I do hope that this is some kind of Bill Gates lookalike picture shoot, because it makes me very uneasy.
You can see some more photos over at Channel 9. There is even one with a Mac in the background, which is a bit suspicious.
... to imagine no billboards in St Werburghs
The real trouble started when I considered taking my laptop on holiday with me last year. I knew it was wrong, but I had to be able to edit my digital holiday photos and update my holiday blog at the end of each day so that I could create the most complete digital imprint of my holiday that was possible.
This got me worried, so I didn't take the laptop and I started to think about problems with the ever increasing digitisation of the holiday experience.
In an attempt to stop the rot I have devised the Dogme Holiday Vow:
"I swear to submit to the following set of rules drawn up by the Holiday Dogme Committee in March 2003
1. No digital equipment to be taken on holiday. Computers, hand-held PDAs, digital cameras, mobile phones, video cameras, MP3 players, global positioning systems, in-vehicle navigation systems, spot watches etc. are banned. If it runs on electricity then you can't take it.
2. No cameras allowed, not even the use-once model that you saw in the airport. Experience your holiday with your natural senses. See it, hear it, smell it and touch it. If you want other people to experience your trip then take them with you instead of boring them with your slideshows after the event.
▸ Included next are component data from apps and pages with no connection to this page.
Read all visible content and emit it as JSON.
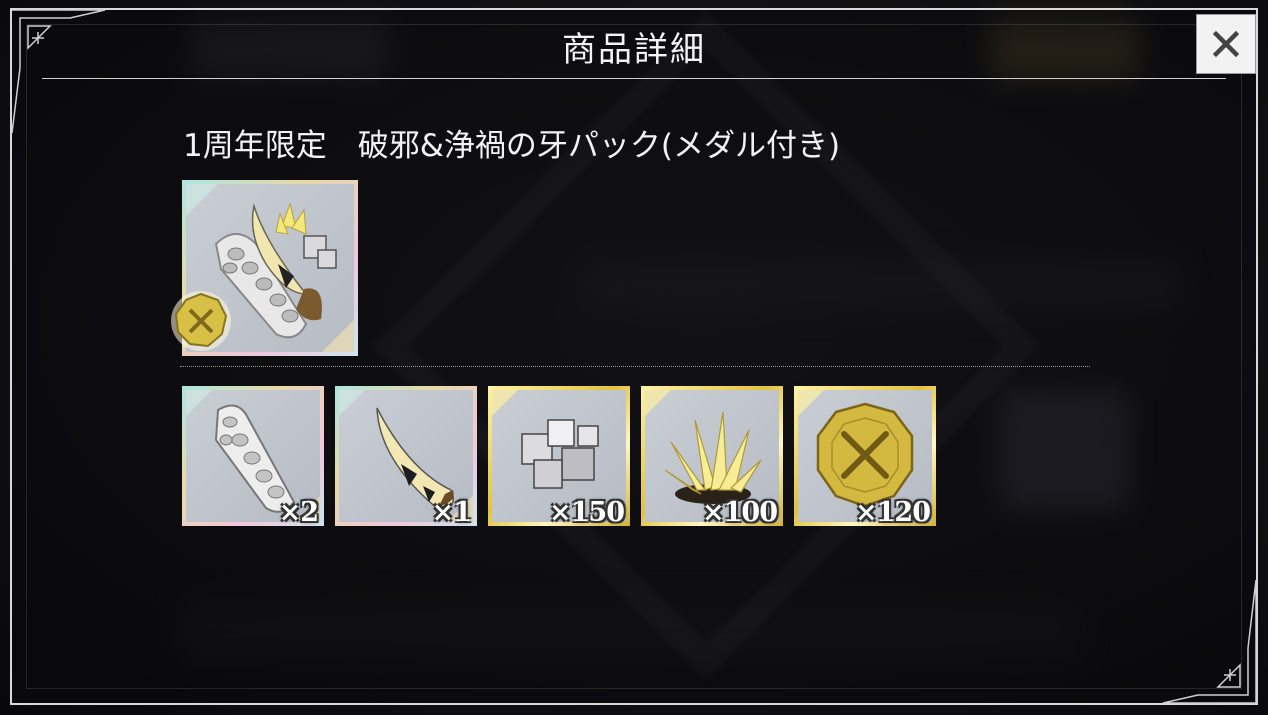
{
  "dialog": {
    "title": "商品詳細",
    "close_label": "×"
  },
  "product": {
    "name": "1周年限定　破邪&浄禍の牙パック(メダル付き)",
    "pack_icon": "fang-pack-icon",
    "medal_icon": "medal-icon"
  },
  "contents": [
    {
      "icon": "scaled-horn-icon",
      "quantity": "×2",
      "frame": "rainbow"
    },
    {
      "icon": "striped-fang-icon",
      "quantity": "×1",
      "frame": "rainbow"
    },
    {
      "icon": "silver-ore-icon",
      "quantity": "×150",
      "frame": "gold"
    },
    {
      "icon": "gold-crystal-icon",
      "quantity": "×100",
      "frame": "gold"
    },
    {
      "icon": "gold-medal-icon",
      "quantity": "×120",
      "frame": "gold"
    }
  ],
  "colors": {
    "frame_border": "#d9d9d9",
    "text": "#f2f2f2",
    "gold": "#e3c33c"
  }
}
3. No television, radio, or newspapers unless they are local city or town stations, programmes or publications. If you are staying in a small mountain village in Scicily then the weekly church newsletter the only media you can consume. If you really need to know what's going on in the world then stay at home and watch cable non-stop for a week instead. You are allowed to visit a local cinema only if you see a film that you wouldn't be able to see at home.
4. No contact with people at home. You can tell people where you are going, but do not give them contact telephone numbers. If they really need to contact you then they can hire a private detective to track you down.
5. No postcards. People hate writing postcards, they don't get delivered until a week after you return home. If you really feel the need to communicate with people at home during your holiday then write them a letter instead.
6. No books or magazines from home. You can only read books or magazines that you buy at your holiday destination. Any books or magazines bought must be related to the place you are staying.
7. No holiday souvenirs. They will not remind you of your visit, they will just sit in a cupboard until you throw them away.
8. No internet. You may not access the internet from a cafe, hotel or anywhere else that provided access. Use the internet before you go on holiday to research the place you are visiting.
9. No sunglasses or other holiday fashion accessories. It is not a fashion show (Milan excepted).
10. Take the time to breathe and remember to enjoy yourself.
Now print this out, date it and sign it, then hand it to your partner, travelling companion, family or workmates before you go on your holiday.
Recovered Department of Environment computer turned public access computer terminal, Maudlin Street underpass, Bristol, UK.
The Italians don't seem to worry about Health and Safety legislation and are happy to re-use any available space.
Here is a dialog box you will never see.
The idea for the 'exploding' rat - now immortalised as part of the SOE legend - was developed in 1941. The aim was to blow up the enemy's boilers by lying the rat on the coal beside the boiler, with the fuse being lit when the rat was shovelled into the fire. They were never used, as the first consignment was seized by the Germans and the secret was blown.
British Special Operations Executive (SOE): Tools and Gadgets Gallery